Ecclesiastes 7

Preface To The Preacher Of Solomon


This book is called in Hebrew Koheleth, that is, “one who speaks publicly in a congregation”; for Kahal means a congregation gathered together, what is called in Greek ekklesia . But this book was certainly not written or set down by King, Solomon with his own hand; but what others heard from his lips was put together in this form by the scholars, as they admit at the end, when they say, These words of the wise are as spears and nails, fixed by the masters of the congregation and given from one shepherd.” That is to say, certain persons, selected by the kings and the people, were appointed, at that time, to fix and arrange this and other books, handed down by Solomon, so that thus everyone would not have to make books as he pleased; for they lament in the same place that “of making books there is no end,” and forbid others to take up the work.

These men here call themselves “masters of the congregation,” and books had to be accepted and approved by their hands and their office. For the Jewish people had an external government, instituted by God, and such a thing as that could be done surely and rightly.
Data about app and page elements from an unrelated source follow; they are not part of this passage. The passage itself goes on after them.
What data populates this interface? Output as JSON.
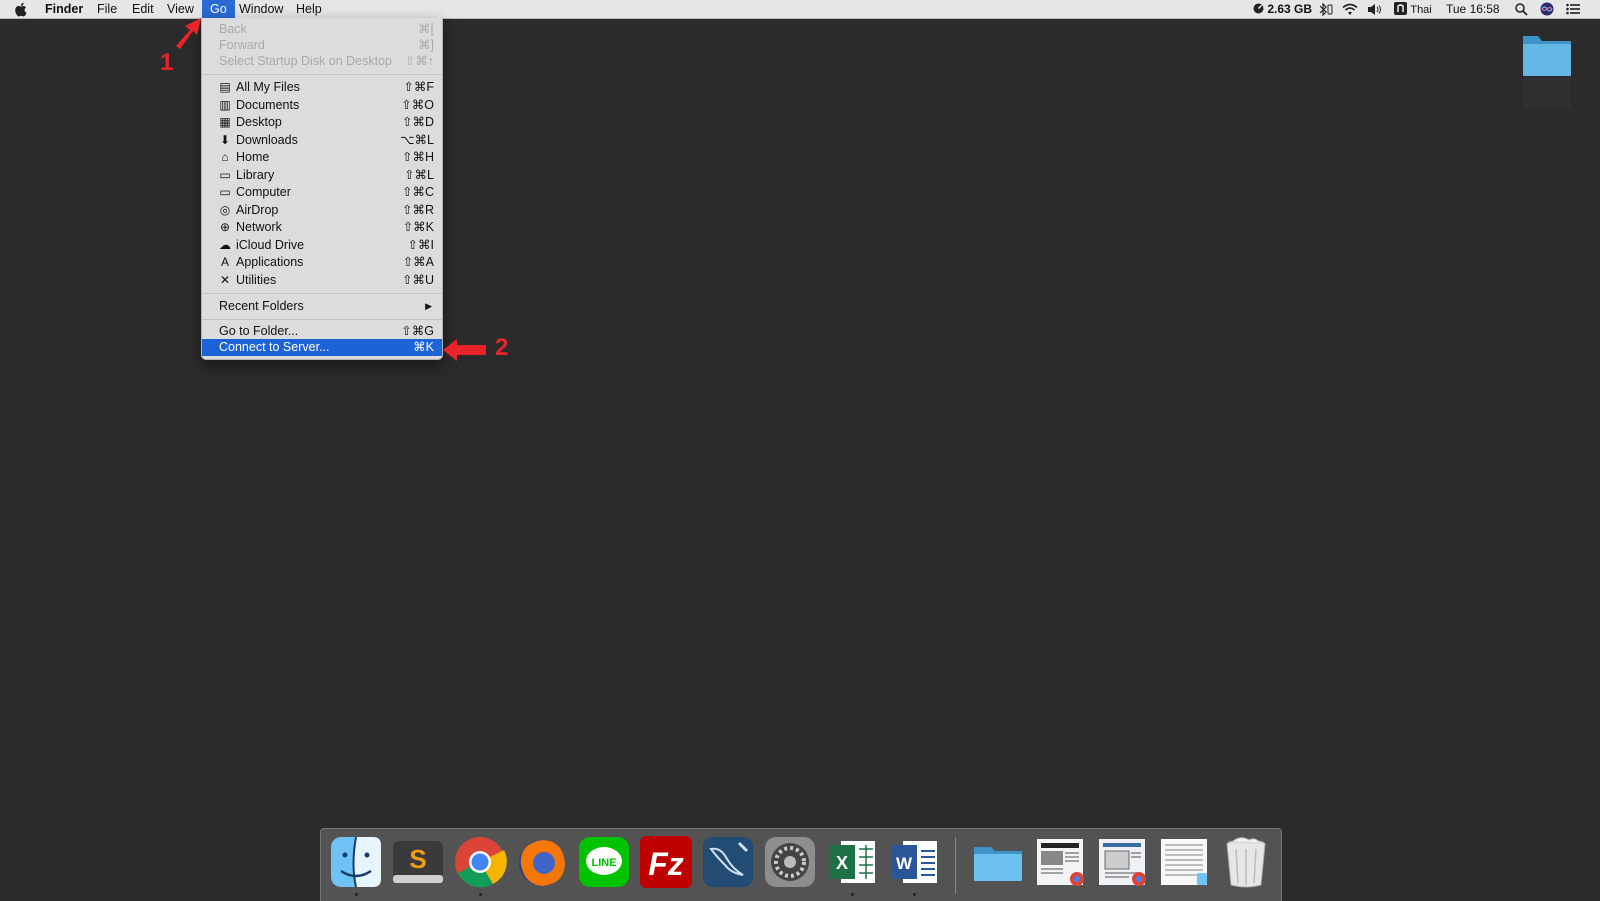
{
  "menubar": {
    "apple_icon": "apple-logo-icon",
    "app_name": "Finder",
    "items": [
      "File",
      "Edit",
      "View",
      "Go",
      "Window",
      "Help"
    ],
    "active_item": "Go",
    "status": {
      "memory": "2.63 GB",
      "input_source": "Thai",
      "clock": "Tue 16:58"
    }
  },
  "go_menu": {
    "nav": [
      {
        "label": "Back",
        "shortcut": "⌘[",
        "enabled": false
      },
      {
        "label": "Forward",
        "shortcut": "⌘]",
        "enabled": false
      },
      {
        "label": "Select Startup Disk on Desktop",
        "shortcut": "⇧⌘↑",
        "enabled": false
      }
    ],
    "places": [
      {
        "label": "All My Files",
        "shortcut": "⇧⌘F",
        "icon": "all-files-icon"
      },
      {
        "label": "Documents",
        "shortcut": "⇧⌘O",
        "icon": "documents-icon"
      },
      {
        "label": "Desktop",
        "shortcut": "⇧⌘D",
        "icon": "desktop-icon"
      },
      {
        "label": "Downloads",
        "shortcut": "⌥⌘L",
        "icon": "downloads-icon"
      },
      {
        "label": "Home",
        "shortcut": "⇧⌘H",
        "icon": "home-icon"
      },
      {
        "label": "Library",
        "shortcut": "⇧⌘L",
        "icon": "library-icon"
      },
      {
        "label": "Computer",
        "shortcut": "⇧⌘C",
        "icon": "computer-icon"
      },
      {
        "label": "AirDrop",
        "shortcut": "⇧⌘R",
        "icon": "airdrop-icon"
      },
      {
        "label": "Network",
        "shortcut": "⇧⌘K",
        "icon": "network-icon"
      },
      {
        "label": "iCloud Drive",
        "shortcut": "⇧⌘I",
        "icon": "icloud-icon"
      },
      {
        "label": "Applications",
        "shortcut": "⇧⌘A",
        "icon": "applications-icon"
      },
      {
        "label": "Utilities",
        "shortcut": "⇧⌘U",
        "icon": "utilities-icon"
      }
    ],
    "recent_folders": "Recent Folders",
    "go_to_folder": {
      "label": "Go to Folder...",
      "shortcut": "⇧⌘G"
    },
    "connect_to_server": {
      "label": "Connect to Server...",
      "shortcut": "⌘K"
    }
  },
  "annotations": {
    "step1": "1",
    "step2": "2"
  },
  "dock": {
    "apps": [
      "finder-icon",
      "sublime-text-icon",
      "chrome-icon",
      "firefox-icon",
      "line-icon",
      "filezilla-icon",
      "mysql-workbench-icon",
      "system-preferences-icon",
      "excel-icon",
      "word-icon"
    ],
    "others": [
      "folder-icon",
      "document-stack-icon",
      "document-stack-icon",
      "document-stack-icon",
      "trash-icon"
    ]
  },
  "colors": {
    "selection": "#1d63d8",
    "annotation": "#e8242a",
    "desktop": "#2b2b2b"
  }
}
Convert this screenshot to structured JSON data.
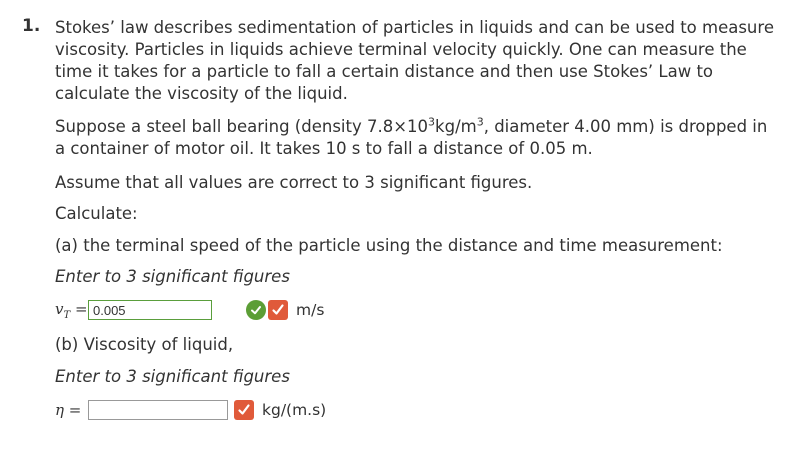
{
  "question": {
    "number": "1.",
    "intro": "Stokes’ law describes sedimentation of particles in liquids and can be used to measure viscosity. Particles in liquids achieve terminal velocity quickly. One can measure the time it takes for a particle to fall a certain distance and then use Stokes’ Law to calculate the viscosity of the liquid.",
    "setup_pre": "Suppose a steel ball bearing (density 7.8×10",
    "setup_exp1": "3",
    "setup_mid": "kg/m",
    "setup_exp2": "3",
    "setup_post": ", diameter 4.00 mm) is dropped in a container of motor oil. It takes 10 s to fall a distance of 0.05 m.",
    "assumption": "Assume that all values are correct to 3 significant figures.",
    "calculate": "Calculate:"
  },
  "part_a": {
    "prompt": "(a) the terminal speed of the particle using the distance and time measurement:",
    "hint": "Enter to 3 significant figures",
    "var_symbol": "v",
    "var_sub": "T",
    "equals": "=",
    "value": "0.005",
    "status_correct": true,
    "unit": "m/s"
  },
  "part_b": {
    "prompt": "(b) Viscosity of liquid,",
    "hint": "Enter to 3 significant figures",
    "var_symbol": "η",
    "equals": "=",
    "value": "",
    "unit": "kg/(m.s)"
  },
  "colors": {
    "correct_green": "#5c9e36",
    "mark_red": "#e05a3a",
    "text": "#333333"
  }
}
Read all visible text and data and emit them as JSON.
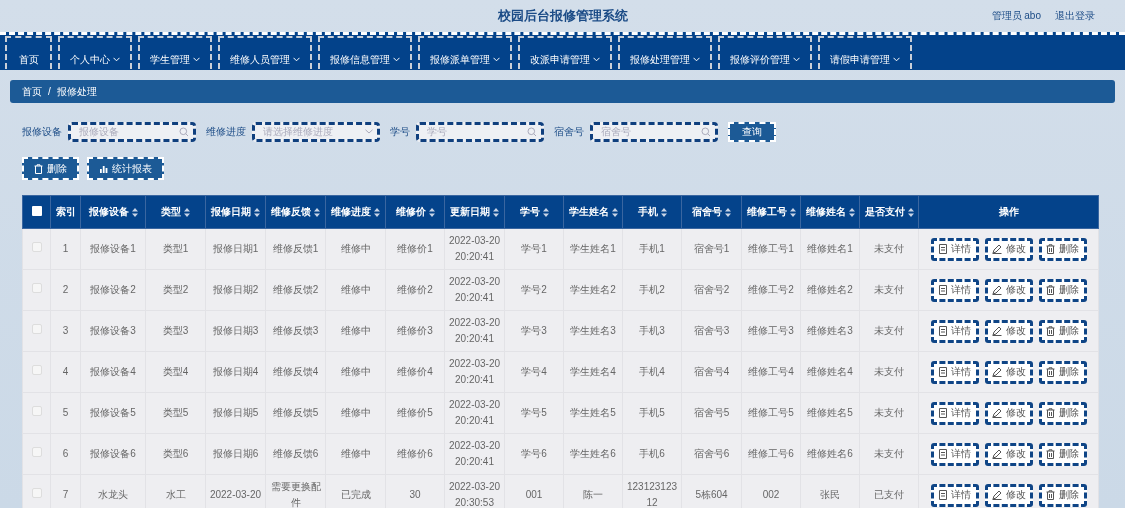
{
  "header": {
    "title": "校园后台报修管理系统",
    "user": "管理员 abo",
    "logout": "退出登录"
  },
  "nav": [
    {
      "label": "首页",
      "dropdown": false
    },
    {
      "label": "个人中心",
      "dropdown": true
    },
    {
      "label": "学生管理",
      "dropdown": true
    },
    {
      "label": "维修人员管理",
      "dropdown": true
    },
    {
      "label": "报修信息管理",
      "dropdown": true
    },
    {
      "label": "报修派单管理",
      "dropdown": true
    },
    {
      "label": "改派申请管理",
      "dropdown": true
    },
    {
      "label": "报修处理管理",
      "dropdown": true
    },
    {
      "label": "报修评价管理",
      "dropdown": true
    },
    {
      "label": "请假申请管理",
      "dropdown": true
    }
  ],
  "breadcrumb": {
    "items": [
      "首页",
      "报修处理"
    ],
    "separator": "/"
  },
  "search": {
    "fields": [
      {
        "label": "报修设备",
        "kind": "text",
        "placeholder": "报修设备"
      },
      {
        "label": "维修进度",
        "kind": "select",
        "placeholder": "请选择维修进度"
      },
      {
        "label": "学号",
        "kind": "text",
        "placeholder": "学号"
      },
      {
        "label": "宿舍号",
        "kind": "text",
        "placeholder": "宿舍号"
      }
    ],
    "button": "查询"
  },
  "toolbar": [
    {
      "label": "删除",
      "kind": "delete"
    },
    {
      "label": "统计报表",
      "kind": "chart"
    }
  ],
  "table": {
    "select_all": {
      "checked": false
    },
    "columns": [
      {
        "label": "索引",
        "sortable": false
      },
      {
        "label": "报修设备",
        "sortable": true
      },
      {
        "label": "类型",
        "sortable": true
      },
      {
        "label": "报修日期",
        "sortable": true
      },
      {
        "label": "维修反馈",
        "sortable": true
      },
      {
        "label": "维修进度",
        "sortable": true
      },
      {
        "label": "维修价",
        "sortable": true
      },
      {
        "label": "更新日期",
        "sortable": true
      },
      {
        "label": "学号",
        "sortable": true
      },
      {
        "label": "学生姓名",
        "sortable": true
      },
      {
        "label": "手机",
        "sortable": true
      },
      {
        "label": "宿舍号",
        "sortable": true
      },
      {
        "label": "维修工号",
        "sortable": true
      },
      {
        "label": "维修姓名",
        "sortable": true
      },
      {
        "label": "是否支付",
        "sortable": true
      },
      {
        "label": "操作",
        "sortable": false
      }
    ],
    "rows": [
      {
        "checked": false,
        "cells": [
          "1",
          "报修设备1",
          "类型1",
          "报修日期1",
          "维修反馈1",
          "维修中",
          "维修价1",
          "2022-03-20 20:20:41",
          "学号1",
          "学生姓名1",
          "手机1",
          "宿舍号1",
          "维修工号1",
          "维修姓名1",
          "未支付"
        ],
        "actions": [
          {
            "label": "详情",
            "kind": "detail"
          },
          {
            "label": "修改",
            "kind": "edit"
          },
          {
            "label": "删除",
            "kind": "delete"
          }
        ]
      },
      {
        "checked": false,
        "cells": [
          "2",
          "报修设备2",
          "类型2",
          "报修日期2",
          "维修反馈2",
          "维修中",
          "维修价2",
          "2022-03-20 20:20:41",
          "学号2",
          "学生姓名2",
          "手机2",
          "宿舍号2",
          "维修工号2",
          "维修姓名2",
          "未支付"
        ],
        "actions": [
          {
            "label": "详情",
            "kind": "detail"
          },
          {
            "label": "修改",
            "kind": "edit"
          },
          {
            "label": "删除",
            "kind": "delete"
          }
        ]
      },
      {
        "checked": false,
        "cells": [
          "3",
          "报修设备3",
          "类型3",
          "报修日期3",
          "维修反馈3",
          "维修中",
          "维修价3",
          "2022-03-20 20:20:41",
          "学号3",
          "学生姓名3",
          "手机3",
          "宿舍号3",
          "维修工号3",
          "维修姓名3",
          "未支付"
        ],
        "actions": [
          {
            "label": "详情",
            "kind": "detail"
          },
          {
            "label": "修改",
            "kind": "edit"
          },
          {
            "label": "删除",
            "kind": "delete"
          }
        ]
      },
      {
        "checked": false,
        "cells": [
          "4",
          "报修设备4",
          "类型4",
          "报修日期4",
          "维修反馈4",
          "维修中",
          "维修价4",
          "2022-03-20 20:20:41",
          "学号4",
          "学生姓名4",
          "手机4",
          "宿舍号4",
          "维修工号4",
          "维修姓名4",
          "未支付"
        ],
        "actions": [
          {
            "label": "详情",
            "kind": "detail"
          },
          {
            "label": "修改",
            "kind": "edit"
          },
          {
            "label": "删除",
            "kind": "delete"
          }
        ]
      },
      {
        "checked": false,
        "cells": [
          "5",
          "报修设备5",
          "类型5",
          "报修日期5",
          "维修反馈5",
          "维修中",
          "维修价5",
          "2022-03-20 20:20:41",
          "学号5",
          "学生姓名5",
          "手机5",
          "宿舍号5",
          "维修工号5",
          "维修姓名5",
          "未支付"
        ],
        "actions": [
          {
            "label": "详情",
            "kind": "detail"
          },
          {
            "label": "修改",
            "kind": "edit"
          },
          {
            "label": "删除",
            "kind": "delete"
          }
        ]
      },
      {
        "checked": false,
        "cells": [
          "6",
          "报修设备6",
          "类型6",
          "报修日期6",
          "维修反馈6",
          "维修中",
          "维修价6",
          "2022-03-20 20:20:41",
          "学号6",
          "学生姓名6",
          "手机6",
          "宿舍号6",
          "维修工号6",
          "维修姓名6",
          "未支付"
        ],
        "actions": [
          {
            "label": "详情",
            "kind": "detail"
          },
          {
            "label": "修改",
            "kind": "edit"
          },
          {
            "label": "删除",
            "kind": "delete"
          }
        ]
      },
      {
        "checked": false,
        "cells": [
          "7",
          "水龙头",
          "水工",
          "2022-03-20",
          "需要更换配件",
          "已完成",
          "30",
          "2022-03-20 20:30:53",
          "001",
          "陈一",
          "12312312312",
          "5栋604",
          "002",
          "张民",
          "已支付"
        ],
        "actions": [
          {
            "label": "详情",
            "kind": "detail"
          },
          {
            "label": "修改",
            "kind": "edit"
          },
          {
            "label": "删除",
            "kind": "delete"
          }
        ]
      }
    ]
  }
}
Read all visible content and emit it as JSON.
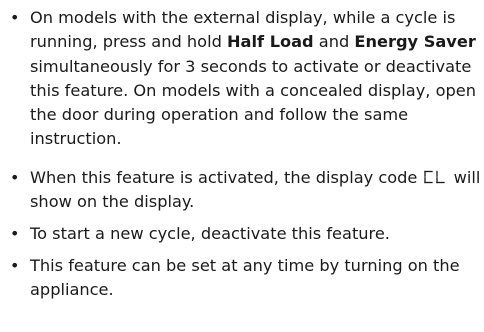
{
  "items": [
    {
      "t1": "On models with the external display, while a cycle is running, press and hold ",
      "b1": "Half Load",
      "t2": " and ",
      "b2": "Energy Saver",
      "t3": " simultaneously for 3 seconds to activate or deactivate this feature. On models with a concealed display, open the door during operation and follow the same instruction."
    },
    {
      "t1": "When this feature is activated, the display code ",
      "code": "CL",
      "t2": " will show on the display."
    },
    {
      "t1": "To start a new cycle, deactivate this feature."
    },
    {
      "t1": "This feature can be set at any time by turning on the appliance."
    }
  ],
  "colors": {
    "text": "#1a1a1a"
  },
  "icons": {
    "bullet": "bullet-dot",
    "code_display": "segment-display-CL"
  }
}
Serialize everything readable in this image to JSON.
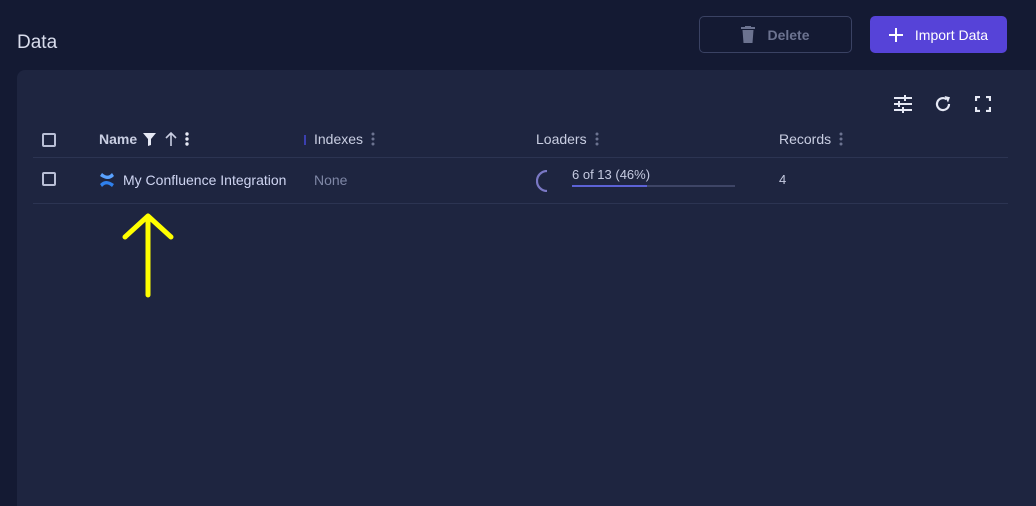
{
  "page": {
    "title": "Data"
  },
  "actions": {
    "delete_label": "Delete",
    "import_label": "Import Data"
  },
  "toolbar": {
    "icons": [
      "tune-icon",
      "refresh-icon",
      "fullscreen-icon"
    ]
  },
  "table": {
    "columns": {
      "name": "Name",
      "indexes": "Indexes",
      "loaders": "Loaders",
      "records": "Records"
    },
    "rows": [
      {
        "name": "My Confluence Integration",
        "icon": "confluence-icon",
        "indexes": "None",
        "loaders_text": "6 of 13 (46%)",
        "loaders_progress": 0.46,
        "records": "4"
      }
    ]
  },
  "colors": {
    "accent": "#5643d8",
    "background": "#141a33",
    "panel": "#1e2540",
    "annotation": "#ffff00"
  }
}
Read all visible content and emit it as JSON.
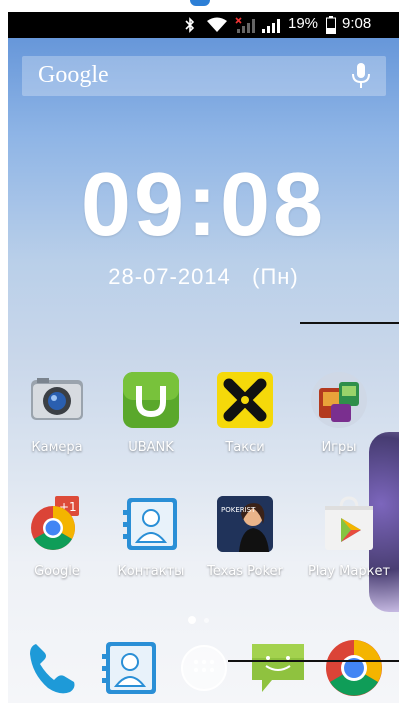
{
  "status_bar": {
    "battery_percent": "19%",
    "time": "9:08",
    "icons": [
      "bluetooth-icon",
      "wifi-icon",
      "signal-no-sim-icon",
      "signal-icon",
      "battery-icon"
    ]
  },
  "search": {
    "label": "Google",
    "mic_icon": "microphone-icon"
  },
  "clock": {
    "time": "09:08",
    "date": "28-07-2014",
    "weekday": "(Пн)"
  },
  "apps": [
    {
      "label": "Камера",
      "icon": "camera-icon"
    },
    {
      "label": "UBANK",
      "icon": "ubank-icon"
    },
    {
      "label": "Такси",
      "icon": "taxi-icon"
    },
    {
      "label": "Игры",
      "icon": "games-icon"
    },
    {
      "label": "Google",
      "icon": "google-icon"
    },
    {
      "label": "Контакты",
      "icon": "contacts-icon"
    },
    {
      "label": "Texas Poker",
      "icon": "texas-poker-icon"
    },
    {
      "label": "Play Маркет",
      "icon": "play-market-icon"
    }
  ],
  "dock": [
    "phone-icon",
    "contacts-icon",
    "app-drawer-icon",
    "messaging-icon",
    "chrome-icon"
  ],
  "pager": {
    "pages": 2,
    "current": 2
  }
}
This book, too, is put together by others out of the sayings of Solomon, and the doctrine and sayings of some wise men are added at the end. The Song of Solomon, too, has the appearance of a book composed by others out of things received from the lips of Solomon. Therefore, no order is preserved in these books, but one thing is mixed with another, since they did not hear all of it from him at one time; and this has to be the nature of such books.

Now this book ought really have the title, “Against the Free Will”; for all of it tends to show that all men’s counsels, proposals, and undertakings are vain and fruitless and always have a different end from that which we want and expect. Thus he would teach us to be passive and let God alone do everything, above and against and without our knowledge and counsel. Therefore you must not understand this book to be abusing God’s creatures when it says, “All is vanity and misery”; for God’s creatures are all good (Genesis 1:31 and 2 Timothy 4:4), and this book itself says that one shall be happy with one’s wife and enjoy life, etc. It teaches, rather, that the proposals and purposes of men for dealing with creatures all go wrong and are all in vain, if one is not satisfied with what is ready to hand, but wants to be master and ruler of things that are yet to come. In that case, everything goes backwards, and a man has had only his trouble for his pains, and things turn out, anyhow, as God wills and purposes, not as man wills and purposes.

To put it briefly, Christ says, in Matthew 6:34, “Be not anxious about the morrow, for the morrow will have its own anxiety; it is enough that every day has its own evil.” That saying is a gloss and table of contents for this book. Anxiety for us is God’s affair; our anxiety goes wrong anyhow, and is only lost trouble.

Copyright information for Luther